Jane Green Takes a Chance at The Dragon
Or...meet the author of contemporary women's fiction novel Second Chance
Today Fantasy Author Sandy Lender interviews Women's Fiction Author Jane Green to share some good writing/publishing tips with visitors to The Dragon and to hear some of the inside scoop about the intriguing Second Chance. Jane will stop in to answer your questions later today, so leave your thoughts with the comments link below!
The Dragon: Good morning, Jane, and welcome to The Dragon. This is a site for writers, so I want to ask you a couple of writing and publishing questions before I delve into the book Second Chance, if you don't mind. This is not your first novel; it's your ninth. So my visitors would love to hear how you found time to write this story while marketing and promoting the last one(s) and raising your four children.
Jane Green: I have absolutely no idea... It always seems like an impossible task, but I've decided I have a ridiculous amount of energy, and I always seem to manage it. My kids are all in school or pre-school in the mornings, so that's when I write and these days I go to the library to avoid distractions. By the time the kids are home from school, I'm back to being Mom. Touring and promoting is difficult - so hard to be away from them, but also wonderful to be out there meeting my readers, and being defined as something other than a mother - I get to feel like a grown-up again.
The Dragon: How much of a role does your agent play in promotion and "after-publication" efforts with a new title? And do you see that as standard representation in the chick-lit genre?
Jane Green: My agent has no role in promotion, other than perhaps to ask what the publishers are doing, and only steps in after publication to trouble-shoot. The publisher handles everything, and the agent is really a go-between - if I have an issue I will either go through my agent, or at least cc my agent in on all correspondence to keep them in the loop. I don't think this is different for any genre.

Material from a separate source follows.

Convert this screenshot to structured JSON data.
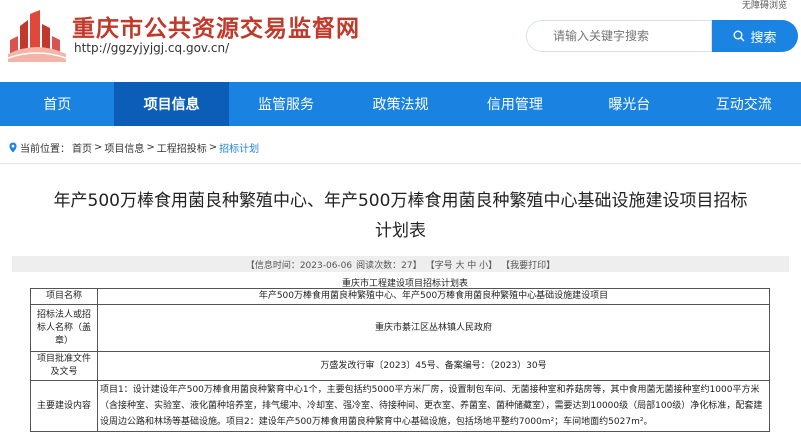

The Dragon: In the opening of Second Chance, the narrator, through the character Tom, makes an observation that Tom's business trips are a current-day sacrifice that "won't be forever." He and his wife are tolerating the lifestyle of Tom-as-CEO of a software company and all the time away from each other because it's setting them up for a better future. But Tom's untimely death stops that future. We're never promised tomorrow. They should have been enjoying each other while they had the chance.
First: do you think that's a heavy message for a chick-lit novel? Or do you think the genre is ripe for such a powerful and moving message/reminder?
Jane Green: I think chick lit suffers from an incredibly strong misconception that it's light, fluffy, about single twenty somethings looking for Mr Right. I like to think of chick lit as commercial women's fiction that accurately reflects the lives that real women are living today, with an emotional honesty that isn't found necessarily in other books. It didn't start off that way, but in the twelve years since chick lit emerged in England it has changed and evolved with its readers. I'm writing now for women in their thirties and upwards, and all the issues that we are dealing with, and certainly that includes loss, regret, and unhappiness.
The Dragon: Second: How does this message resonate with you? Why did you place it in your novel?
Jane Green: I am a strong believer in living in the moment and trying to accept and appreciate life on life's terms. I love the saying I used in Second Chance that the key to happiness is not getting what you want but wanting what you've got.
The Dragon: I identified very closely with Holly from Second Chance because I recently had a husband who suffered from Marcus-Syndrome—believed he was pulling the wool over people's eyes. But people know when it's just a front…Is Holly's husband Marcus based on anyone you know?
Jane Green: You might think that. I couldn't possibly comment...
The Dragon: I'm laughing. I have a disclaimer in the front of Choices Meant for Gods, too. Can you share with visitors to The Dragon how different characters usually appear to you or enter your life to have their stories told?
Jane Green: I have to make a conscious effort to conjure them up in my mind, and then I start mapping them out on the computer. First I visualise them, then give them a name, and the rest always seems to follow fairly naturally. By the time I start writing my aim is that the characterisation is strong enough that they will dictate where the story will go.
The Dragon: Once you've got a character or a concept, how long does it typically take for you to write out the story?
Jane Green: a couple of weeks.
The Dragon: Now that you have nine of those stories published, how can visitors at The Dragon pick one up?
Jane Green: All good bookstores, and of course amazon.com and barnesandnoble.com.
The Dragon: Jane, thank you so much for stopping by The Dragon. I'm sure my visitors have learned some new tips from you today that they're thankful for, and I certainly appreciate you sharing some insight here. I wish you the best of success with Second Chance!
Jane Green: Thank you Sandy, it was lovely being here.
"Some days, I just want the dragon to win."
Tags: Second Chance, Jane Green, Choices Meant for Gods, Sandy Lender, fantasy author, dragon
Labels: author interview, Choices Meant for Gods